In the listing below, how many lines contain the string "icon"? Answer with the number only.

--------

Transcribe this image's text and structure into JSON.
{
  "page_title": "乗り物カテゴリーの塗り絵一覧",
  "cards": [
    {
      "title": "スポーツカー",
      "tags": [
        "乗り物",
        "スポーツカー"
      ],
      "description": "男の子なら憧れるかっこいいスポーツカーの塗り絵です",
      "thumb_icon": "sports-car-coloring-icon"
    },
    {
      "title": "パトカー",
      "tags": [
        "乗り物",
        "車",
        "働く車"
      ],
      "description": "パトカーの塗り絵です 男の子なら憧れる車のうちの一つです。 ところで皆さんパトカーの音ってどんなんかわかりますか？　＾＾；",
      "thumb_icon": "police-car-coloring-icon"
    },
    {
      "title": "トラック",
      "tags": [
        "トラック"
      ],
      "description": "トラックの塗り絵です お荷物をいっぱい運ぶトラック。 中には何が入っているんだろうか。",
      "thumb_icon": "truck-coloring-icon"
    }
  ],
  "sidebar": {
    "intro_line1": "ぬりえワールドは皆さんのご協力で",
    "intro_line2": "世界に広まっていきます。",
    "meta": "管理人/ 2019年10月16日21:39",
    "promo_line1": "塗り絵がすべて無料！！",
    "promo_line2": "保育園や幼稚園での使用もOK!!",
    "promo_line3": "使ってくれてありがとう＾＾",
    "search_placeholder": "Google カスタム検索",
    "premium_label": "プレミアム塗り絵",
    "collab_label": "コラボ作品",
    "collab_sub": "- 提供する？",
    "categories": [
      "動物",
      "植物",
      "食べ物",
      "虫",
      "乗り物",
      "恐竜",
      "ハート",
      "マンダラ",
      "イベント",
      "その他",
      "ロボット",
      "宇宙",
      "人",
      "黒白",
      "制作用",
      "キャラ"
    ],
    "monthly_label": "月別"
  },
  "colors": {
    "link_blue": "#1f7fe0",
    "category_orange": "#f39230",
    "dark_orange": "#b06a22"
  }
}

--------

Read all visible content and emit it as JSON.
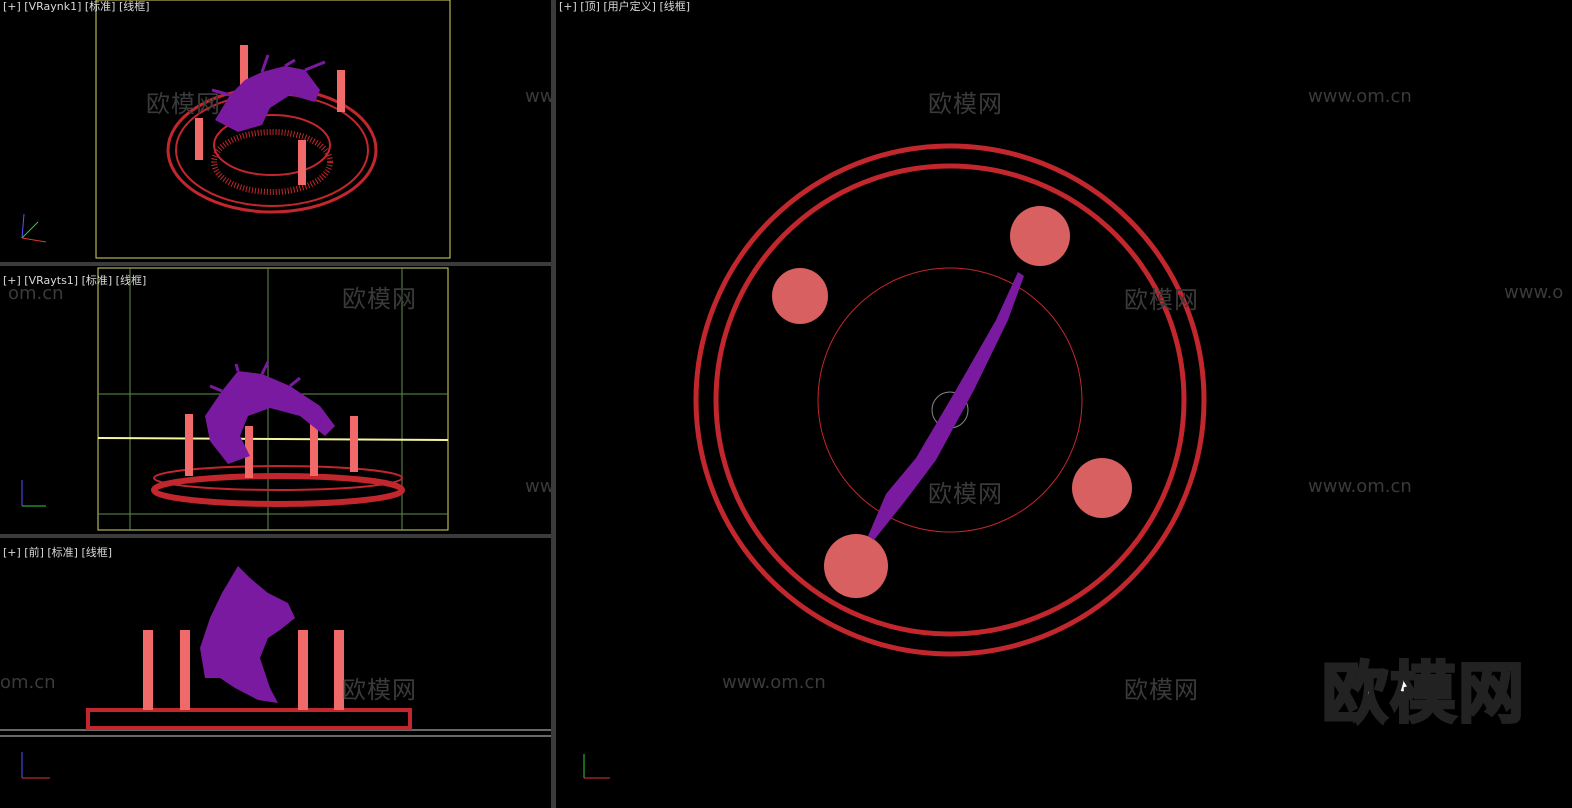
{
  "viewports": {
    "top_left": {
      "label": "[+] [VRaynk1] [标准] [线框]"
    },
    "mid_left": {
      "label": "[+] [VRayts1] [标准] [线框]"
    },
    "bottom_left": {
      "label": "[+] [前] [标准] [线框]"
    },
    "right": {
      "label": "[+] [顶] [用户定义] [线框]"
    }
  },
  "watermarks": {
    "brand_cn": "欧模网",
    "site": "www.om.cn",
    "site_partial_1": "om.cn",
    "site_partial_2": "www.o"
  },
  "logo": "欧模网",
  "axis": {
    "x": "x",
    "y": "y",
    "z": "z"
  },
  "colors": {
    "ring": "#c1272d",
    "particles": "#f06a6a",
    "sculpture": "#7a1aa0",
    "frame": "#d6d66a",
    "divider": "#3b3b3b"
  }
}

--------

## Your response
3